Assigned task: Once you have checked each line below for the word "more", give the number of lines that have it and nothing further.

Input records:
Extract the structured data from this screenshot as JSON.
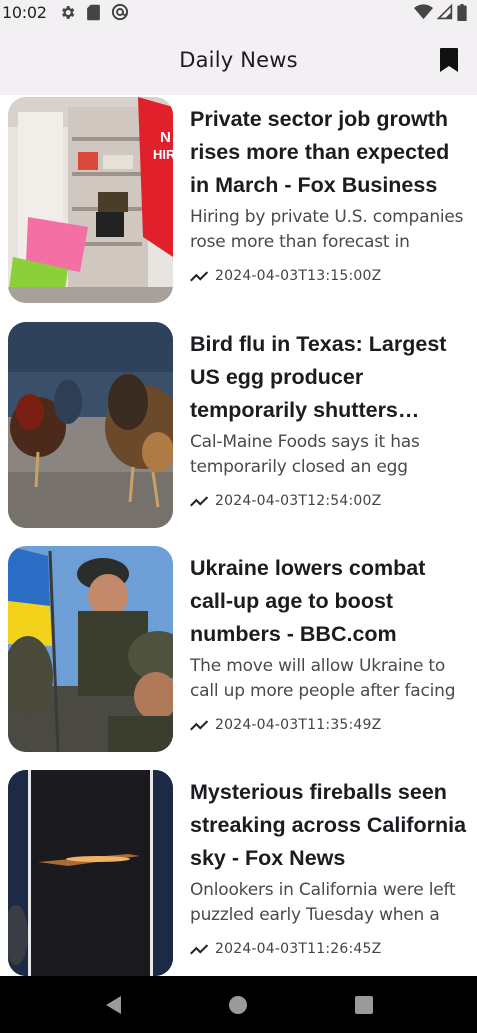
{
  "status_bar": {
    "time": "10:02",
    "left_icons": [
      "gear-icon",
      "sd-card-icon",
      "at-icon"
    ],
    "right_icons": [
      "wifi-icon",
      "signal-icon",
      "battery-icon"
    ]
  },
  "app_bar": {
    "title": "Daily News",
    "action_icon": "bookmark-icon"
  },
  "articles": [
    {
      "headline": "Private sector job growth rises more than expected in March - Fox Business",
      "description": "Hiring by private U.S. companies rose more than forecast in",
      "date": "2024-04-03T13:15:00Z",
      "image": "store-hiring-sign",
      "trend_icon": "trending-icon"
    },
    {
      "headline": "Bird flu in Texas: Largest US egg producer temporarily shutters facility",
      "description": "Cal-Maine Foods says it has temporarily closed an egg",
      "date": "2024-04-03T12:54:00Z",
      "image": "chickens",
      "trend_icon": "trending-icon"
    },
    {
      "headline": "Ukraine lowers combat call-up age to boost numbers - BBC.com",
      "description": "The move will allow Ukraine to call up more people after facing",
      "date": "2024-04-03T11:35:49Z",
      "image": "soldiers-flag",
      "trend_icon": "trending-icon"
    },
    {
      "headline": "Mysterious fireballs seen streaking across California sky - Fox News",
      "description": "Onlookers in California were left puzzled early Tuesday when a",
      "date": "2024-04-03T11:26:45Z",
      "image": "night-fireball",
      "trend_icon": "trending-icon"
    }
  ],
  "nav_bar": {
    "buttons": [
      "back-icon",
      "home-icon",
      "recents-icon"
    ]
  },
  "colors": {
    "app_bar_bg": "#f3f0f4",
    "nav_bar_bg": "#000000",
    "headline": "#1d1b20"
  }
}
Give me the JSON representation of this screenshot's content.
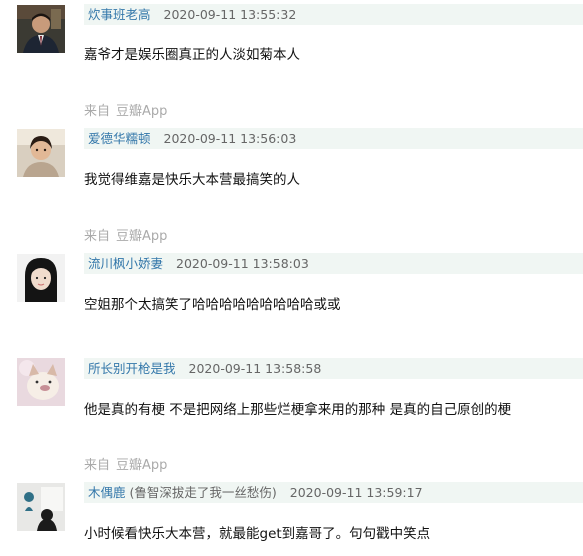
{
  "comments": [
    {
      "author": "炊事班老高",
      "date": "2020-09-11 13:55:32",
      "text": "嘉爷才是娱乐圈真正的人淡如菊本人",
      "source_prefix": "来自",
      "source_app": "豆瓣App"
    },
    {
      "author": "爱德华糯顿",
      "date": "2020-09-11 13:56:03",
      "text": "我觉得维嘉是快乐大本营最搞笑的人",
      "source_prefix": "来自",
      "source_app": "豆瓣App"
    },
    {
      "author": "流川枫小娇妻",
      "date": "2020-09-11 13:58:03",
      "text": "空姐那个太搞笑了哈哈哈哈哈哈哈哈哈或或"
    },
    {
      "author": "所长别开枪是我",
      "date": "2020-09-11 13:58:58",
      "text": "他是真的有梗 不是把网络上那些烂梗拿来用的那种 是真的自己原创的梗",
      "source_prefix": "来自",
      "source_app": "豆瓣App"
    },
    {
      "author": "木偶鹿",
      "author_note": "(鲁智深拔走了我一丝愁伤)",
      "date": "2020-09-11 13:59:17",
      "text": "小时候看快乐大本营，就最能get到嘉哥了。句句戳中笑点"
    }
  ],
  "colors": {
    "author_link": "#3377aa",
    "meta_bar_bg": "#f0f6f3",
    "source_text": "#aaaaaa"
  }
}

Reply: 3